Stink at public speaking? Control the message.

Stink at public speaking? Control the message.

Public speaking is tough. Everyone benefits from practice, of course. And media training can make a world of difference. But some people just aren’t cut out for the spotlight.

Case in point: Rikk Wilde, a regional zone manager for Chevrolet. After the San Francisco Giants won the World Series, Wilde was tasked with presenting Giants pitcher Madison Bumgarner with a Chevy truck. The presentation was painfully awkward.

Across Twitter and Facebook, Wilde’s performance went viral. The hashtag #technologyandstuff quickly trended. Chevy even jumped in. As the Detroit News detailed:

*  Chevrolet has been in the social media game with its own @ChevyTrucks account, tweeting a link to the Chevy Colorado website: “Truck yeah the 2015 #ChevyColorado has awesome #TechnologyAndStuff! You know you want a truck.” Later Thursday, it released to media videos of the Colorado with the headline ” ‘You Know You Want a Truck’ with Technology and Stuff.”
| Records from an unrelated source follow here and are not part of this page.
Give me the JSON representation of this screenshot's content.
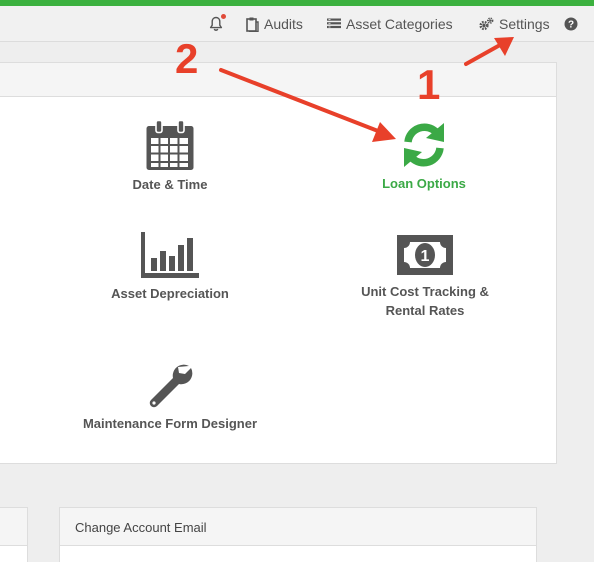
{
  "nav": {
    "audits": "Audits",
    "asset_categories": "Asset Categories",
    "settings": "Settings",
    "help": "?"
  },
  "tiles": {
    "date_time": "Date & Time",
    "loan_options": "Loan Options",
    "asset_depreciation": "Asset Depreciation",
    "unit_cost_line1": "Unit Cost Tracking &",
    "unit_cost_line2": "Rental Rates",
    "maintenance_form_designer": "Maintenance Form Designer"
  },
  "cards": {
    "change_account_email": "Change Account Email"
  },
  "annotations": {
    "step1": "1",
    "step2": "2"
  },
  "colors": {
    "accent_green": "#3cb13f",
    "loan_green": "#3ba946",
    "annotation_red": "#e8402a",
    "notification_dot": "#e04b3a"
  },
  "icons": {
    "bell": "bell-icon",
    "audits": "clipboard-icon",
    "categories": "list-icon",
    "settings": "gears-icon",
    "help": "question-circle-icon",
    "date_time": "calendar-icon",
    "loan_options": "refresh-icon",
    "asset_depreciation": "bar-chart-icon",
    "unit_cost": "money-bill-icon",
    "maintenance": "wrench-icon"
  }
}
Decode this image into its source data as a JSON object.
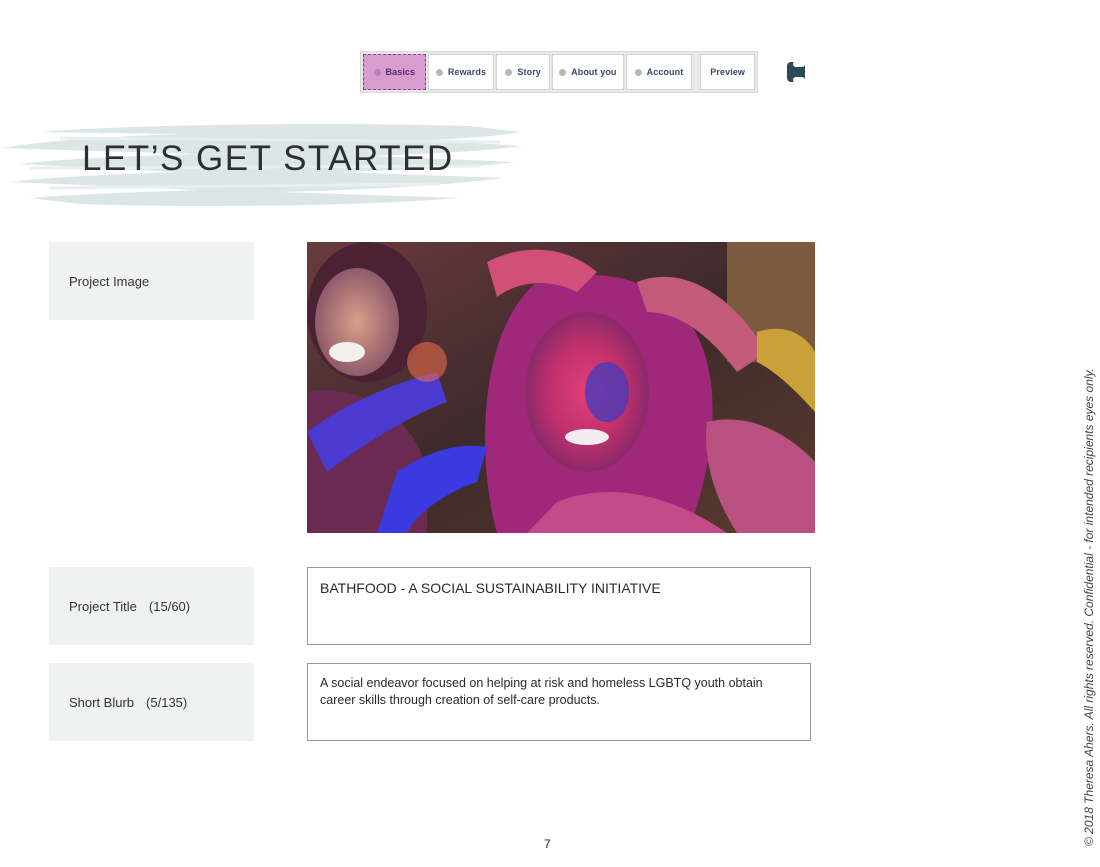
{
  "nav": {
    "tabs": [
      {
        "label": "Basics",
        "active": true
      },
      {
        "label": "Rewards",
        "active": false
      },
      {
        "label": "Story",
        "active": false
      },
      {
        "label": "About you",
        "active": false
      },
      {
        "label": "Account",
        "active": false
      }
    ],
    "preview_label": "Preview",
    "logo_icon": "kickstarter-k-icon"
  },
  "heading": "LET’S GET STARTED",
  "form": {
    "project_image": {
      "label": "Project Image"
    },
    "project_title": {
      "label": "Project Title",
      "count": "(15/60)",
      "value": "BATHFOOD - A SOCIAL SUSTAINABILITY INITIATIVE"
    },
    "short_blurb": {
      "label": "Short Blurb",
      "count": "(5/135)",
      "value": "A social endeavor focused on helping at risk and homeless LGBTQ youth obtain career skills through creation of self-care products."
    }
  },
  "page_number": "7",
  "copyright": "© 2018 Theresa Ahers. All rights reserved. Confidential - for intended recipients eyes only.",
  "colors": {
    "active_tab": "#d99ccf",
    "brush_stroke": "#dce6e7",
    "label_bg": "#f0f2f1",
    "logo": "#2b4a55"
  }
}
*  GM’s head of global product development, Mark Reuss, also put his support behind Wilde and the Colorado, tweeting Thursday, “It’s what I’ve been saying for years. … #technologyandstuff.”

This was a smart move on Chevy’s part. By acknowledging the humor, they were able to take part in a global conversation about their brand.

Wilde’s performance turned into a PR coup. But obviously, Chevy never could have planned that. So the company shouldn’t have sent Wilde on stage.

So keep Wilde’s performance in mind if a principal at your organization ever admits that he’s terrified of — and terrible at — public speaking. If your spokesperson is uncomfortable in front of large groups, he might also be uncomfortable speaking with reporters. Instead, look for an avenue where you can control the entire message, like an op-ed.


David White